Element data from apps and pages
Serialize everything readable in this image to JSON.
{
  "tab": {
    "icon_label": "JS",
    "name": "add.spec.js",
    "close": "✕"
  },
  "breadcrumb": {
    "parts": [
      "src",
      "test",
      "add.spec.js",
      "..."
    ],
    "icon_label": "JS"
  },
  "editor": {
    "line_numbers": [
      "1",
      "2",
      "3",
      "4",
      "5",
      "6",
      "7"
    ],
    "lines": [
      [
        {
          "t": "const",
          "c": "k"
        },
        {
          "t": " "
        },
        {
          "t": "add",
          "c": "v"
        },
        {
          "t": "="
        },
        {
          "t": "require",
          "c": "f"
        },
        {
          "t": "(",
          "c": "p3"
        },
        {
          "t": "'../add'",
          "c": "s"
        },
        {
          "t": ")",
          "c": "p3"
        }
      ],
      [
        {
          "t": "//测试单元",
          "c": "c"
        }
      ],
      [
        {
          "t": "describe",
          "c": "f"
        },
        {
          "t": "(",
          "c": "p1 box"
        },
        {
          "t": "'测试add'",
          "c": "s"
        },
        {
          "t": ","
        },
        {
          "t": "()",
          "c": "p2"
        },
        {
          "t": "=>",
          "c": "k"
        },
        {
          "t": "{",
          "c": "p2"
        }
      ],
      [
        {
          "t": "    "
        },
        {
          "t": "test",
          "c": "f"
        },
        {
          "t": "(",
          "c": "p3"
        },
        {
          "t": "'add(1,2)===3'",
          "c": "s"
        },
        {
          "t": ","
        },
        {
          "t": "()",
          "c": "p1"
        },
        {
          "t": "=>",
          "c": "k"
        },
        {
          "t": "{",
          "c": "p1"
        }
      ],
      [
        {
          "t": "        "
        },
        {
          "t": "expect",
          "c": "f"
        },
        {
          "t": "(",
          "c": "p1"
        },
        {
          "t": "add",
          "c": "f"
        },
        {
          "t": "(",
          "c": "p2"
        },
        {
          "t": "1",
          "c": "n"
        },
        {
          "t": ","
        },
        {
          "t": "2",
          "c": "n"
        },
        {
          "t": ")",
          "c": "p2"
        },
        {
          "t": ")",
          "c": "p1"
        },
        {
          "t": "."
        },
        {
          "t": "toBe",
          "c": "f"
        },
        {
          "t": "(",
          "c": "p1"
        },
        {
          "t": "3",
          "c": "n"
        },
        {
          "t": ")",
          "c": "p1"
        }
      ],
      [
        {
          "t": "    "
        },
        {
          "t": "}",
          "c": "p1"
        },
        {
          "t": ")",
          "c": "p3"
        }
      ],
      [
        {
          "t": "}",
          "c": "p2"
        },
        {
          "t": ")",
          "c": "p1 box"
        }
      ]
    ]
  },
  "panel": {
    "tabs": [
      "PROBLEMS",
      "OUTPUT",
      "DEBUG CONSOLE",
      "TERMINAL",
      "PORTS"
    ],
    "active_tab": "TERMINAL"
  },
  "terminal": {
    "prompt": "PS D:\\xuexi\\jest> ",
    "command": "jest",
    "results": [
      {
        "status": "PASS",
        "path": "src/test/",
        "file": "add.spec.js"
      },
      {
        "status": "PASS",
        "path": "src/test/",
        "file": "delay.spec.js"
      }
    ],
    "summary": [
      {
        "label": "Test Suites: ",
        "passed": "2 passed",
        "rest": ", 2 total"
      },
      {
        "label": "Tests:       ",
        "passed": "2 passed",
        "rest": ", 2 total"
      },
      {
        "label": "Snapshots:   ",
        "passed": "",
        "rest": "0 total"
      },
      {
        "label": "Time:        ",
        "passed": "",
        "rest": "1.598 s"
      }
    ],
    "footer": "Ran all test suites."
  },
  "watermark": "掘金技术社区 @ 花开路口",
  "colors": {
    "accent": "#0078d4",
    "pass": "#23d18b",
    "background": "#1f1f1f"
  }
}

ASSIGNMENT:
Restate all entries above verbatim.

SOLUTION TO THIS TASK:
Serialize everything readable in this image to JSON.
{
  "tab": {
    "icon_label": "JS",
    "name": "add.spec.js",
    "close": "✕"
  },
  "breadcrumb": {
    "parts": [
      "src",
      "test",
      "add.spec.js",
      "..."
    ],
    "icon_label": "JS"
  },
  "editor": {
    "line_numbers": [
      "1",
      "2",
      "3",
      "4",
      "5",
      "6",
      "7"
    ],
    "lines": [
      [
        {
          "t": "const",
          "c": "k"
        },
        {
          "t": " "
        },
        {
          "t": "add",
          "c": "v"
        },
        {
          "t": "="
        },
        {
          "t": "require",
          "c": "f"
        },
        {
          "t": "(",
          "c": "p3"
        },
        {
          "t": "'../add'",
          "c": "s"
        },
        {
          "t": ")",
          "c": "p3"
        }
      ],
      [
        {
          "t": "//测试单元",
          "c": "c"
        }
      ],
      [
        {
          "t": "describe",
          "c": "f"
        },
        {
          "t": "(",
          "c": "p1 box"
        },
        {
          "t": "'测试add'",
          "c": "s"
        },
        {
          "t": ","
        },
        {
          "t": "()",
          "c": "p2"
        },
        {
          "t": "=>",
          "c": "k"
        },
        {
          "t": "{",
          "c": "p2"
        }
      ],
      [
        {
          "t": "    "
        },
        {
          "t": "test",
          "c": "f"
        },
        {
          "t": "(",
          "c": "p3"
        },
        {
          "t": "'add(1,2)===3'",
          "c": "s"
        },
        {
          "t": ","
        },
        {
          "t": "()",
          "c": "p1"
        },
        {
          "t": "=>",
          "c": "k"
        },
        {
          "t": "{",
          "c": "p1"
        }
      ],
      [
        {
          "t": "        "
        },
        {
          "t": "expect",
          "c": "f"
        },
        {
          "t": "(",
          "c": "p1"
        },
        {
          "t": "add",
          "c": "f"
        },
        {
          "t": "(",
          "c": "p2"
        },
        {
          "t": "1",
          "c": "n"
        },
        {
          "t": ","
        },
        {
          "t": "2",
          "c": "n"
        },
        {
          "t": ")",
          "c": "p2"
        },
        {
          "t": ")",
          "c": "p1"
        },
        {
          "t": "."
        },
        {
          "t": "toBe",
          "c": "f"
        },
        {
          "t": "(",
          "c": "p1"
        },
        {
          "t": "3",
          "c": "n"
        },
        {
          "t": ")",
          "c": "p1"
        }
      ],
      [
        {
          "t": "    "
        },
        {
          "t": "}",
          "c": "p1"
        },
        {
          "t": ")",
          "c": "p3"
        }
      ],
      [
        {
          "t": "}",
          "c": "p2"
        },
        {
          "t": ")",
          "c": "p1 box"
        }
      ]
    ]
  },
  "panel": {
    "tabs": [
      "PROBLEMS",
      "OUTPUT",
      "DEBUG CONSOLE",
      "TERMINAL",
      "PORTS"
    ],
    "active_tab": "TERMINAL"
  },
  "terminal": {
    "prompt": "PS D:\\xuexi\\jest> ",
    "command": "jest",
    "results": [
      {
        "status": "PASS",
        "path": "src/test/",
        "file": "add.spec.js"
      },
      {
        "status": "PASS",
        "path": "src/test/",
        "file": "delay.spec.js"
      }
    ],
    "summary": [
      {
        "label": "Test Suites: ",
        "passed": "2 passed",
        "rest": ", 2 total"
      },
      {
        "label": "Tests:       ",
        "passed": "2 passed",
        "rest": ", 2 total"
      },
      {
        "label": "Snapshots:   ",
        "passed": "",
        "rest": "0 total"
      },
      {
        "label": "Time:        ",
        "passed": "",
        "rest": "1.598 s"
      }
    ],
    "footer": "Ran all test suites."
  },
  "watermark": "掘金技术社区 @ 花开路口",
  "colors": {
    "accent": "#0078d4",
    "pass": "#23d18b",
    "background": "#1f1f1f"
  }
}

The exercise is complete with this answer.